In a world where Google is a common verb and where Apple iPads are toddlers’ favorite toys, it’s hard to imagine anything that can crumble the Google/Apple empire. But there’s been a new development, one that could potentially turn into a digital David and Goliath story.
Microsoft announced last month that it will soon give away a free version of Windows (yup, completely free) for small devices like smartphones and tablets. Recently Microsoft shared more details about the plan, saying the free OS will be a new operating system called “Windows 8.1 with Bing” and will be available for small devices (including low cost computers) with screens of less than 9 inches.
“Windows 8.1 with Bing” will be preloaded on small devices and in some cases may come with a free subscription to Office. In all cases, when a users opens their internet browser, Bing will be the default search engine.
This announcement is great for Bing, and if Bing does well that’s great news for Microsoft who will soon rely on Bing Ads as a new source of revenue once their OS is available for free.
While many people may dismiss this announcement, Marc Poirier, SEM expert and founder of Acquisio, sees the potential in the new Microsoft/Bing strategy.
Why is this meaningful?
Right now Microsoft generates money by selling licensing to their Windows software and programs, but Microsoft is in a position where they can no longer hope to grow their company by selling licenses alone.
“The world has changed,” explains Poirier, “Google is out there with free Google apps and people can use Microsoft Office-like environments in the cloud.” Microsoft needs to think of alternative ways to exist or else the company will face the same problem Yellow Pages once did.

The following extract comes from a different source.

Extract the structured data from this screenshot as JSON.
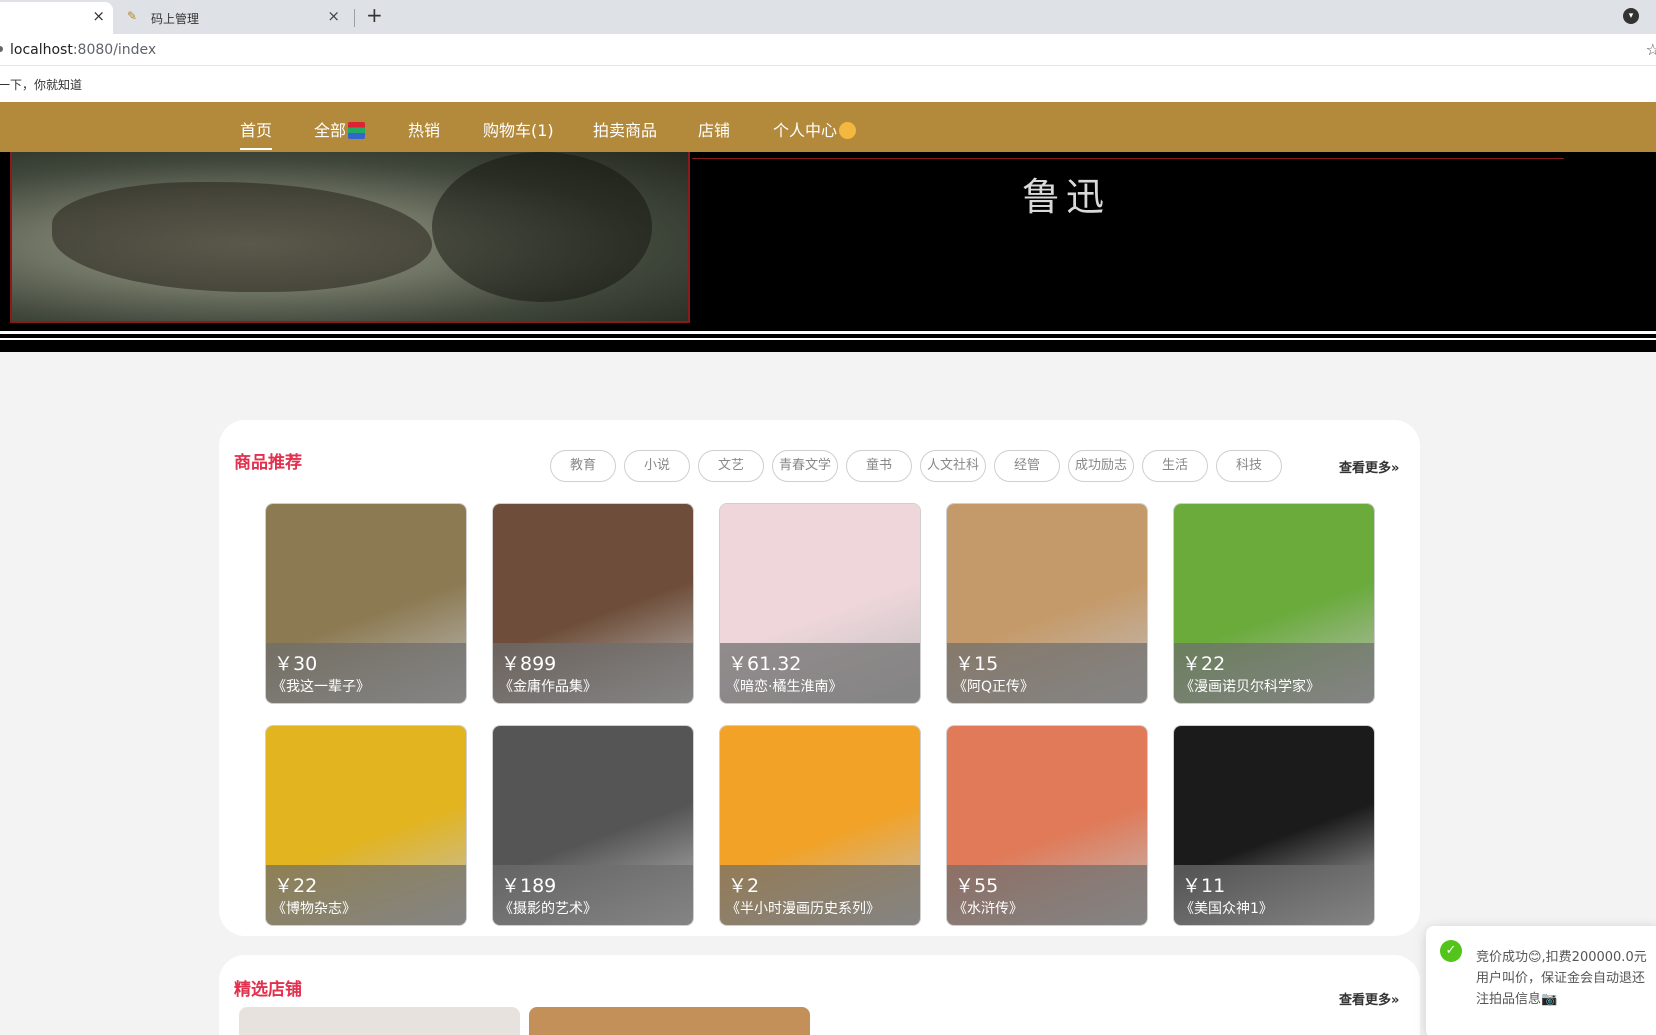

Yellow Pages was in denial about the success of the company up until they hit a wall. Realizing that no one wanted a paper book anymore, the directory restructured themselves, and with a lot of work they successfully transitioned online to new media.

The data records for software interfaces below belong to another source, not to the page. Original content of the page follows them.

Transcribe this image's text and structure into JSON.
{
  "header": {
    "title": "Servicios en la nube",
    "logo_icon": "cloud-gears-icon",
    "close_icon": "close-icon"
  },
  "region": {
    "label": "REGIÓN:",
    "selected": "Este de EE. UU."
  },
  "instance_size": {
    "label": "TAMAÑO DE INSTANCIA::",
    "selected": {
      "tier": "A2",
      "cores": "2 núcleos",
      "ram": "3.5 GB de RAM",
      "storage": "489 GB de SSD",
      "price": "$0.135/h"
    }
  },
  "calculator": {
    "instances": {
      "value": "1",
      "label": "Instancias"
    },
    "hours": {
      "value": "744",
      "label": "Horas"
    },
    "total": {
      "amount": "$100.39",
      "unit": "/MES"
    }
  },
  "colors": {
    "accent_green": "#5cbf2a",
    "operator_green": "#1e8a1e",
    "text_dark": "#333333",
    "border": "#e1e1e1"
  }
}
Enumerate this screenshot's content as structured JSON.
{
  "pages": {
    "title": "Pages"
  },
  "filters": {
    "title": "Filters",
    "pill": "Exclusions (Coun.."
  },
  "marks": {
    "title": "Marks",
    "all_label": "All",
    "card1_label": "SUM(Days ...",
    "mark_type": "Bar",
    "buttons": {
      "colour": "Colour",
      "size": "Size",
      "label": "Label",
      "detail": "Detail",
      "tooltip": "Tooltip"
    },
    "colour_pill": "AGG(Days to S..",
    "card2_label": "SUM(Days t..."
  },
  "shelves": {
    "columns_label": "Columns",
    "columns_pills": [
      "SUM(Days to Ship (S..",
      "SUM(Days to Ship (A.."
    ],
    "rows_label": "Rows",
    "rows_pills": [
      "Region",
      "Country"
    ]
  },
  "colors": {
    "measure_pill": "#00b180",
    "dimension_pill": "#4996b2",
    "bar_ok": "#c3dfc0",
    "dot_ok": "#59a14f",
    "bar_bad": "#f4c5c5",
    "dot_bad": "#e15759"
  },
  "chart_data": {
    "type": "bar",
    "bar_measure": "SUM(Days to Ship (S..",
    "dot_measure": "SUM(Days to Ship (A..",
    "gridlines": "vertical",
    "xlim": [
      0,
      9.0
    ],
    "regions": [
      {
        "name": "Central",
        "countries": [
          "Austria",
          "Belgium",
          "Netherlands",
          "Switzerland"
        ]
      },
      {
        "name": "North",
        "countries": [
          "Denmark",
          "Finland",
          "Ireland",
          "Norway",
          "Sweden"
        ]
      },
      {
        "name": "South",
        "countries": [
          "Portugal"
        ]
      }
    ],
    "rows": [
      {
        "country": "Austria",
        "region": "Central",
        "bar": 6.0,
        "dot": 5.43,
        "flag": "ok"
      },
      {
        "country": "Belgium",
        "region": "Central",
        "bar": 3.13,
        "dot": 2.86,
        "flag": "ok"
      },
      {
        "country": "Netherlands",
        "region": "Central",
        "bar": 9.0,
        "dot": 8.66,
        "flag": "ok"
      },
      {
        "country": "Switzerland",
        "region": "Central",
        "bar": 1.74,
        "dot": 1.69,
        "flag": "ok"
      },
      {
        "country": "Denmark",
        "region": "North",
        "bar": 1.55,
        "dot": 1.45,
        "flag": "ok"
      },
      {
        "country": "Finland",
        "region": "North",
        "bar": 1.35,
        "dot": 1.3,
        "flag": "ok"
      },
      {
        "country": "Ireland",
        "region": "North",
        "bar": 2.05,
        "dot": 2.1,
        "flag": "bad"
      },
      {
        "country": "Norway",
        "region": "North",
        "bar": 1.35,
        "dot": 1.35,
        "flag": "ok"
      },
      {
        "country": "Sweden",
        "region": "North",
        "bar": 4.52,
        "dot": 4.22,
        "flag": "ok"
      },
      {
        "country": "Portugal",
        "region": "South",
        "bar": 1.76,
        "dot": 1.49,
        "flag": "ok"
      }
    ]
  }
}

Microsoft is at that same critical stage. Revenue from sales is limited, too many users have access to free alternatives, or even hacking, and the incentive to pay for operating systems is shrinking. Free OS is the way to go for Microsoft, it’s just a matter of executing it well.
If Microsoft changes their business model and gives away their OS, they need to make money somehow, and that is where the partnership with Bing comes in. By partnering with Bing, Microsoft will benefit from income generated through Bing Ads. Ad money will become their new source of revenue when sales profit no longer exist.
The Microsoft + Bing Potential
Bing has limited traction, with 30 percent reach in the Unites States and a mere 2-5 percent reach in other countries around the world. However, Microsoft has a popular OS that is used on the majority of computers worldwide.
Approximately 90 percent of computer owners have PCs and use Microsoft’s operating system. Because Microsoft Windows has such presence on computers all around the world there is a very significant opportunity for the Microsoft/Bing pair to upstage Google really quickly.
“If Microsoft effectively bolts Bing into the OS experience and the Bing search engine works well, users should have no reason to open up a new browser window with Google for search, and at that stage Bing Ads would become a real threat to Google as the next big global ad network,” explains Poirier.
The release of the free OS is not for PC computers, it is for small devices, and it’s no secret that Microsoft has not been very successful in getting people to adopt their mobile platforms. Giving the mobile operating system away for free, the way Apple does with iOS, may change that. More people may bundle the Microsoft OS, using it both on their PC and mobile or tablet devices. We’ll have to see how Microsoft handles it, but there is definitely strong potential.
Microsoft will also share the free OS with low cost computers, which are becoming more and more popular for audiences with low income or even those in developing countries. With the free OS available on these devices, Microsoft and Bing will reach a wide international audience, which is key to their success.
If people all over the world start using Bing rather than Google, Bing Ads will increase in value and popularity. With this massive potential to change the way marketers distribute advertising efforts, if things go as Microsoft hopes, get ready to split your advertising budget between Google and Bing Ads.
Maybe we’ll even start saying “Bing it” instead of “Google it.” Who knows?